Exercise requirements: If a line in the data below contains "title", copy it.
== Material supplied ==
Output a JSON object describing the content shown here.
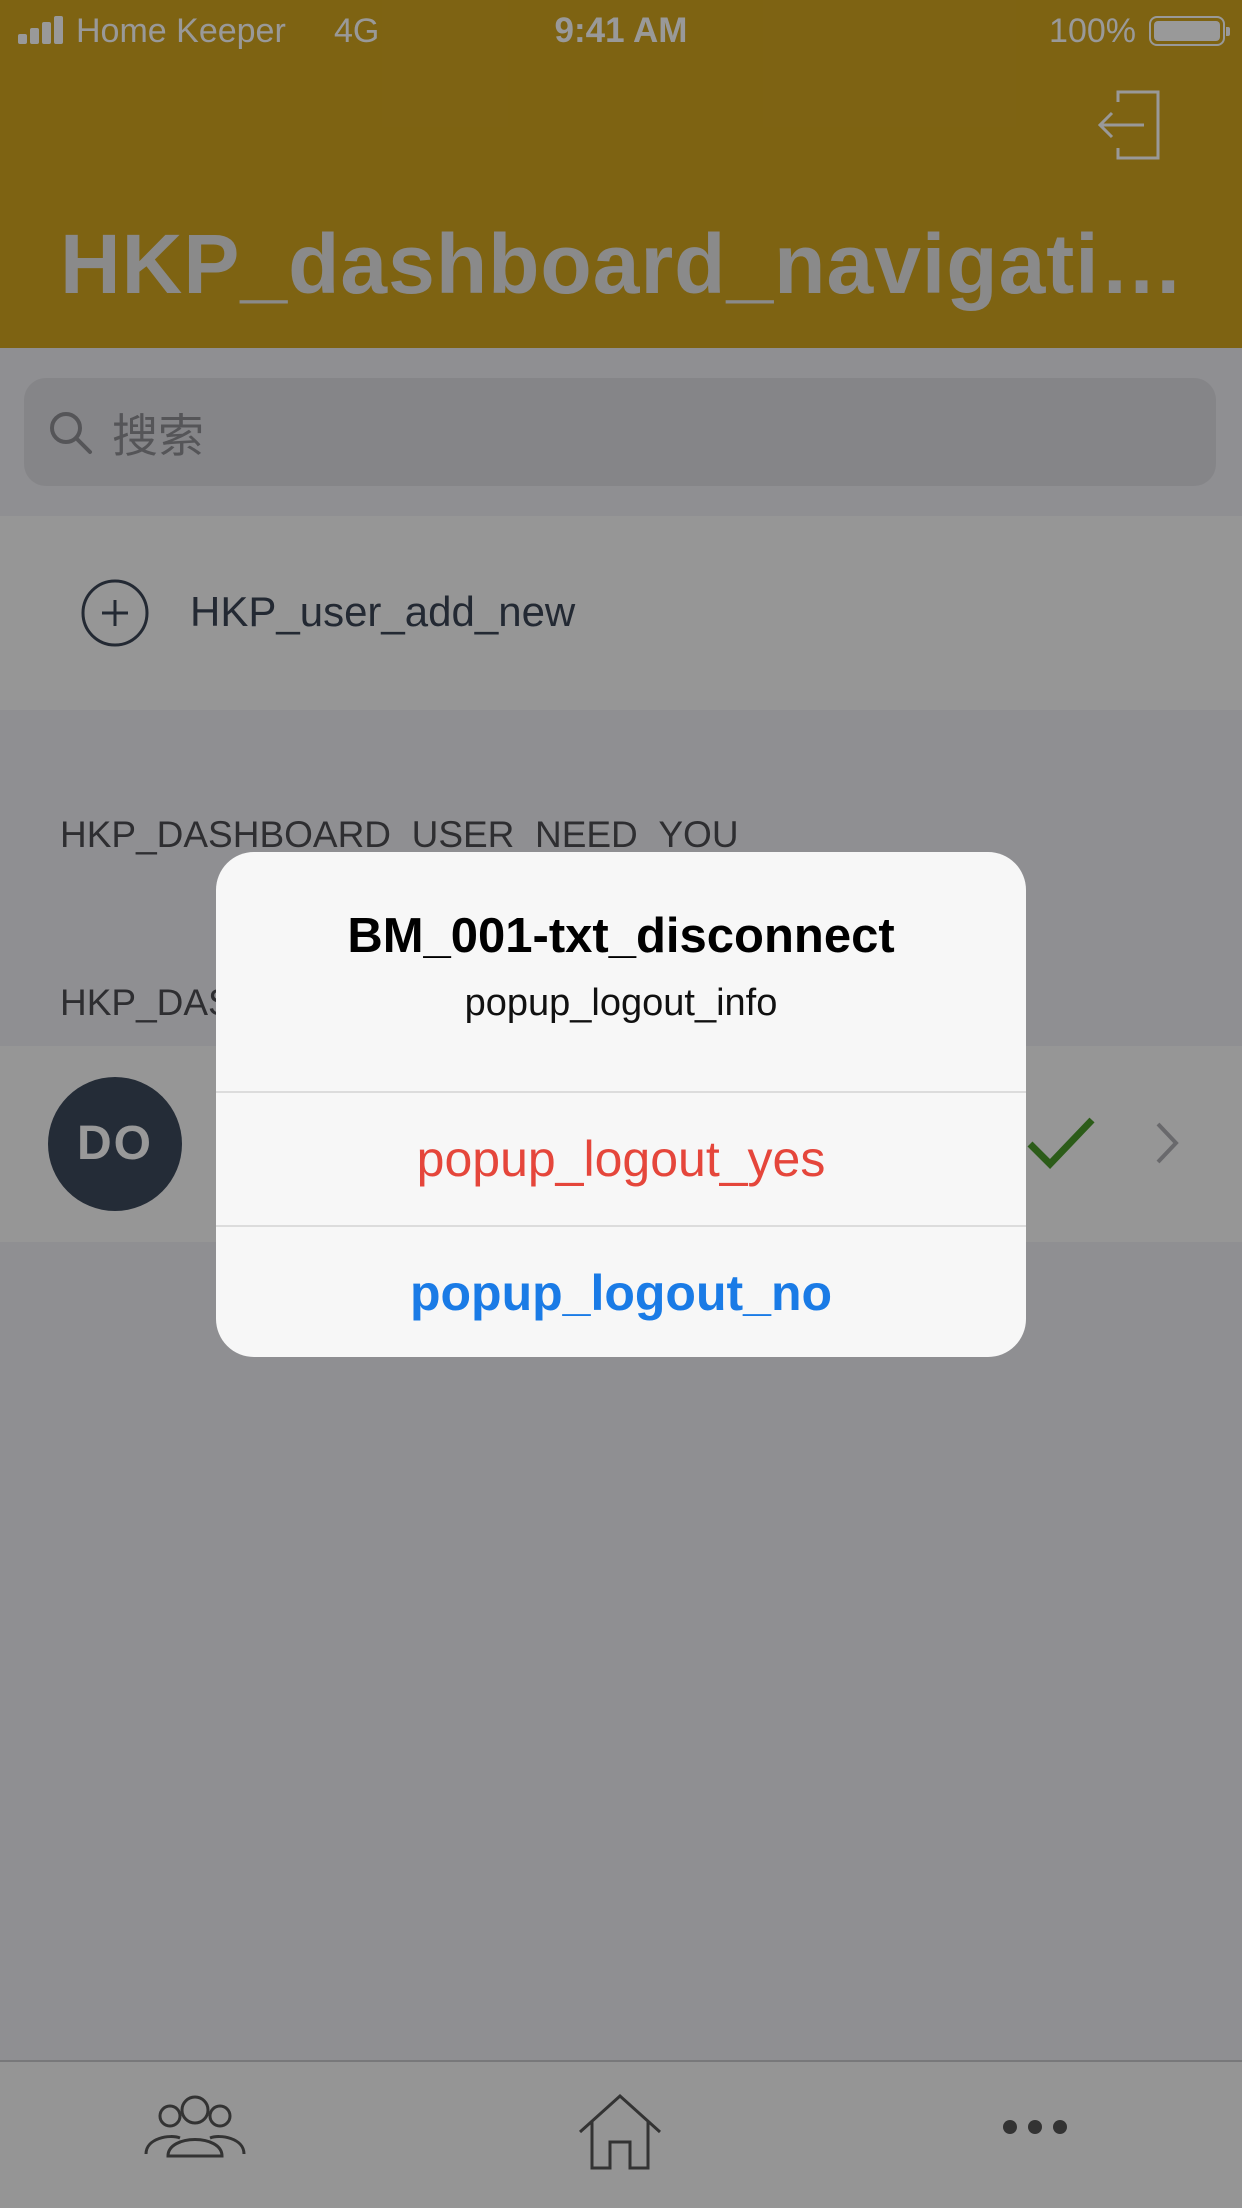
{
  "status_bar": {
    "carrier": "Home Keeper",
    "network": "4G",
    "time": "9:41 AM",
    "battery": "100%"
  },
  "header": {
    "title": "HKP_dashboard_navigatio...",
    "logout_icon": "logout-icon",
    "accent_color": "#d2a51f"
  },
  "search": {
    "placeholder": "搜索"
  },
  "add_user": {
    "label": "HKP_user_add_new"
  },
  "sections": {
    "need_you": "HKP_DASHBOARD_USER_NEED_YOU",
    "second": "HKP_DAS"
  },
  "user": {
    "initials": "DO",
    "status_icon": "checkmark-icon",
    "status_color": "#4a9a2a"
  },
  "tabs": [
    {
      "icon": "users-icon"
    },
    {
      "icon": "home-icon"
    },
    {
      "icon": "more-icon"
    }
  ],
  "alert": {
    "title": "BM_001-txt_disconnect",
    "message": "popup_logout_info",
    "yes_label": "popup_logout_yes",
    "no_label": "popup_logout_no",
    "yes_color": "#e5463b",
    "no_color": "#1a7be6"
  }
}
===
Answer to the exercise:
    "title": "HKP_dashboard_navigatio...",
    "title": "BM_001-txt_disconnect",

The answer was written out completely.